As a member of the Tokyo String Quartet, Mr. Beaver was privileged to perform on the 1727 Stradivarius violin from the “Paganini Quartet” set of instruments, on generous loan to the quartet from the Nippon Music Foundation. Recordings of the Tokyo String Quartet during his tenure notably include the complete Beethoven quartets on the Harmonia Mundi label.
Mr. Beaver’s concerto and recital appearances span four continents with orchestras such as the San Francisco Symphony, the Toronto Symphony, l’Orchestre Philharmonique de Liège and the Sapporo Symphony Orchestra and under the batons of Kazuyoshi Akiyama, Raymond Leppard, Charles Dutoit and Yannick Nézet-Séguin among others. Chamber music performances include collaborations with such eminent artists as Leon Fleisher, Pinchas Zukerman, Lynn Harrell, Sabine Meyer and Yefim Bronfman.
Mr. Beaver is a regular guest at prominent festivals in North America and abroad. Among these are: the Seattle Chamber Music Festival, La Jolla Summerfest, the Santa Fe Chamber Music Festival, Chamber Music Northwest, the Norfolk Chamber Music Festival, the Edinburgh Festival (U.K.) and Pacific Music Festival (Japan).
Mr. Beaver’s discography includes concerti, sonatas and chamber music on the Harmonia Mundi, Biddulph, Naim Audio, René Gailly, Musica Viva, SM 5000 and Naxos labels. His recorded repertoire ranges from Bach, Beethoven and Brahms to the music of living composers Alexina Louie and Joan Tower.

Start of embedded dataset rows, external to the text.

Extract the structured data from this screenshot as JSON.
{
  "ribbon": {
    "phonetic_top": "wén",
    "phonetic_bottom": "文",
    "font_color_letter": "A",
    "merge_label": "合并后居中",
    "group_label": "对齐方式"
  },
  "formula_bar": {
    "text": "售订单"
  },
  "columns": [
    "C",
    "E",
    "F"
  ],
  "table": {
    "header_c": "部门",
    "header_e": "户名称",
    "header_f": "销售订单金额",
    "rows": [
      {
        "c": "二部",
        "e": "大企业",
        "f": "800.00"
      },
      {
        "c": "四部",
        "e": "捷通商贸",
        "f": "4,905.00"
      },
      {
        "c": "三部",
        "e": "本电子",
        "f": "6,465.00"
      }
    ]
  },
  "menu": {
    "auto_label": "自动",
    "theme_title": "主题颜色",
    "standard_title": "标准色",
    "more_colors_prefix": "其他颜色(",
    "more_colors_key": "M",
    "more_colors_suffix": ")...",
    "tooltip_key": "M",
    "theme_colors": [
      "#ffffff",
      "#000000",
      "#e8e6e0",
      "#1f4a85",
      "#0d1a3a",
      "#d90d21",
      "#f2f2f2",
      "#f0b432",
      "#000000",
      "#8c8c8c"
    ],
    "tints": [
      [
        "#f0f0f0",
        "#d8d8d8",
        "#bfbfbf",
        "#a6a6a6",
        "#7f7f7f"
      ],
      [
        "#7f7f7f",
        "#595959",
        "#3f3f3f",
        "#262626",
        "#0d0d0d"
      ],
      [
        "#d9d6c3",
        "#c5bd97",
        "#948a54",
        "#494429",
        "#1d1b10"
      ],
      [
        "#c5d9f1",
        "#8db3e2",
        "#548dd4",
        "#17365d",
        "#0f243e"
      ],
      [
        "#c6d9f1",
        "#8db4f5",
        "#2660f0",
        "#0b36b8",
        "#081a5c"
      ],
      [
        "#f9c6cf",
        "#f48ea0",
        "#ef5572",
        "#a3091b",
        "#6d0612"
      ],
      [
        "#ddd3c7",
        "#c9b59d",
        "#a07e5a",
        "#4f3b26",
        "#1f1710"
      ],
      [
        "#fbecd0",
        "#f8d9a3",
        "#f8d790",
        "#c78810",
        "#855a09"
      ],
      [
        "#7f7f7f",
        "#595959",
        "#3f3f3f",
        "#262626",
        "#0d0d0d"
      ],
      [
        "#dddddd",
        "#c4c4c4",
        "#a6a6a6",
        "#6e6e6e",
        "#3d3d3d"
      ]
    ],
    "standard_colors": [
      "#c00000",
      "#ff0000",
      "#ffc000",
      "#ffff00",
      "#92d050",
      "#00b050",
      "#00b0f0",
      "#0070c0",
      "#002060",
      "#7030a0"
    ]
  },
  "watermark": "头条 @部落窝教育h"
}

Following his early studies with Claude Letourneau and Carlisle Wilson, Mr. Beaver was a pupil of Victor Danchenko, Josef Gingold and Henryk Szeryng. He is a laureate of the Queen Elisabeth, Montreal and Indianapolis competitions. Subsequently, he has served on the juries of major international competitions including the 2009 Queen Elisabeth and 2010 Montreal competitions, the 2014 and 2017 Osaka International Chamber Music Competitions and the 2015 Melbourne International Chamber Music Competition.
Over the course of his career, Mr. Beaver has been the grateful recipient of generous support from the Canada Council for the Arts. This includes Arts Grants for his studies at Indiana University, Career Development Grants and the 1993 Virginia-Parker Prize. In 1998, through the kindness of an anonymous donor, the Canada Council awarded Mr. Beaver the use of the 1729 “ex-Heath” Guarnerius del Gesù violin for a four-year period.
A devoted educator, Mr. Beaver has conducted masterclasses throughout North and South America, Europe, Asia and Australia. He has held teaching positions at the Royal Conservatory of Music, the University of British Columbia and the Peabody Conservatory. More recently, he served on the faculty of New York University and as Artist in Residence at the Yale School of Music, where he was awarded its highest honor – the Sanford Medal. He joined the faculty of the Colburn Conservatory of Music in Los Angeles in August 2013 as Professor of Violin and Co-Director of String Chamber Music.
Martin Beaver is proud to be a founding member of the Montrose Trio with pianist Jon Kimura Parker and cellist Clive Greensmith.
Mr. Beaver plays a 1789 Nicolo Bergonzi violin.
Sat, Dec. 2, 2017
University of Hawaii-Manoa
2411 Dole St.
Honolulu, HI 96822
$45 General Admission
Or call the the University of Hawaii at Manoa Outreach College at 956-8246 (indiv. tickets only)